----- The data -----
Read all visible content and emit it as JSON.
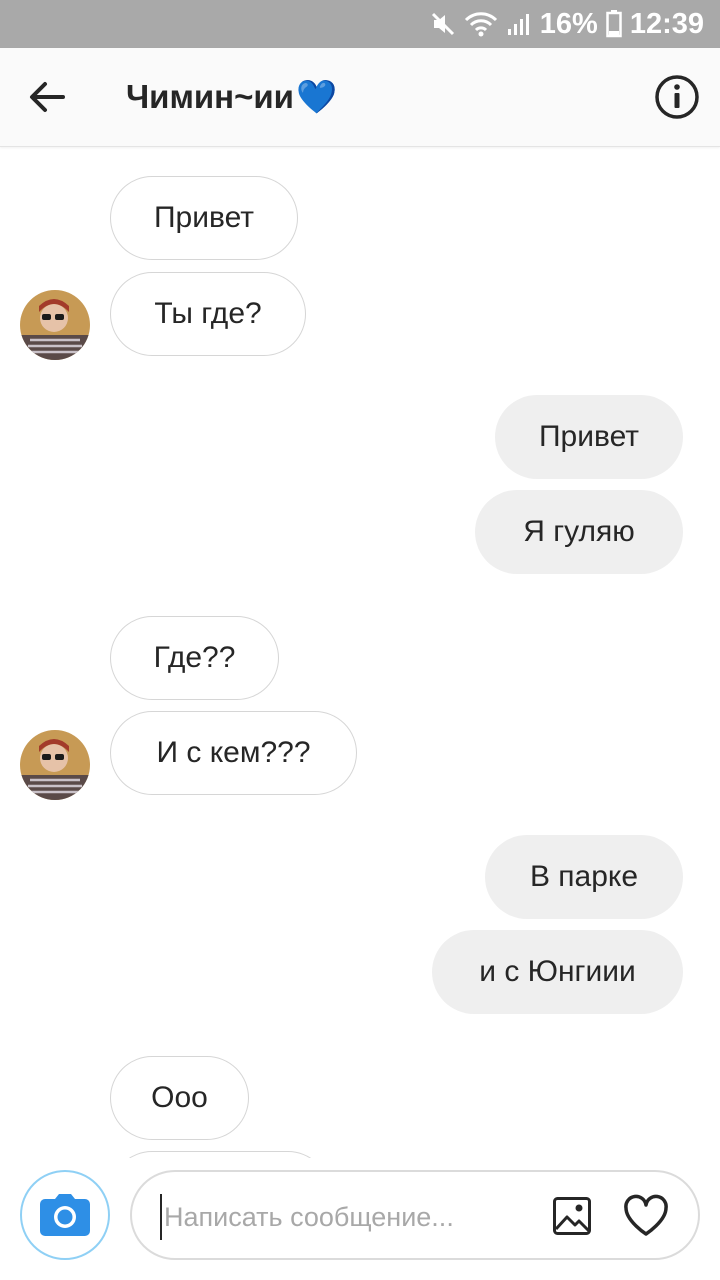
{
  "status_bar": {
    "battery": "16%",
    "time": "12:39",
    "icons": [
      "mute-icon",
      "wifi-icon",
      "signal-icon",
      "battery-icon"
    ]
  },
  "header": {
    "title": "Чимин~ии",
    "title_emoji": "💙",
    "back_icon": "arrow-left-icon",
    "info_icon": "info-icon"
  },
  "messages": [
    {
      "side": "incoming",
      "text": "Привет"
    },
    {
      "side": "incoming",
      "text": "Ты где?"
    },
    {
      "side": "outgoing",
      "text": "Привет"
    },
    {
      "side": "outgoing",
      "text": "Я гуляю"
    },
    {
      "side": "incoming",
      "text": "Где??"
    },
    {
      "side": "incoming",
      "text": "И с кем???"
    },
    {
      "side": "outgoing",
      "text": "В парке"
    },
    {
      "side": "outgoing",
      "text": "и с Юнгиии"
    },
    {
      "side": "incoming",
      "text": "Ооо"
    }
  ],
  "composer": {
    "placeholder": "Написать сообщение...",
    "camera_icon": "camera-icon",
    "gallery_icon": "gallery-icon",
    "heart_icon": "heart-icon"
  },
  "colors": {
    "status_bar": "#a9a9a9",
    "incoming_border": "#d6d6d6",
    "outgoing_bg": "#efefef",
    "camera_blue": "#2e8fe6"
  }
}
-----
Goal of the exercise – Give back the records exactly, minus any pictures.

Solution for this problem –
Read all visible content and emit it as JSON.
{
  "status_bar": {
    "battery": "16%",
    "time": "12:39",
    "icons": [
      "mute-icon",
      "wifi-icon",
      "signal-icon",
      "battery-icon"
    ]
  },
  "header": {
    "title": "Чимин~ии",
    "title_emoji": "💙",
    "back_icon": "arrow-left-icon",
    "info_icon": "info-icon"
  },
  "messages": [
    {
      "side": "incoming",
      "text": "Привет"
    },
    {
      "side": "incoming",
      "text": "Ты где?"
    },
    {
      "side": "outgoing",
      "text": "Привет"
    },
    {
      "side": "outgoing",
      "text": "Я гуляю"
    },
    {
      "side": "incoming",
      "text": "Где??"
    },
    {
      "side": "incoming",
      "text": "И с кем???"
    },
    {
      "side": "outgoing",
      "text": "В парке"
    },
    {
      "side": "outgoing",
      "text": "и с Юнгиии"
    },
    {
      "side": "incoming",
      "text": "Ооо"
    }
  ],
  "composer": {
    "placeholder": "Написать сообщение...",
    "camera_icon": "camera-icon",
    "gallery_icon": "gallery-icon",
    "heart_icon": "heart-icon"
  },
  "colors": {
    "status_bar": "#a9a9a9",
    "incoming_border": "#d6d6d6",
    "outgoing_bg": "#efefef",
    "camera_blue": "#2e8fe6"
  }
}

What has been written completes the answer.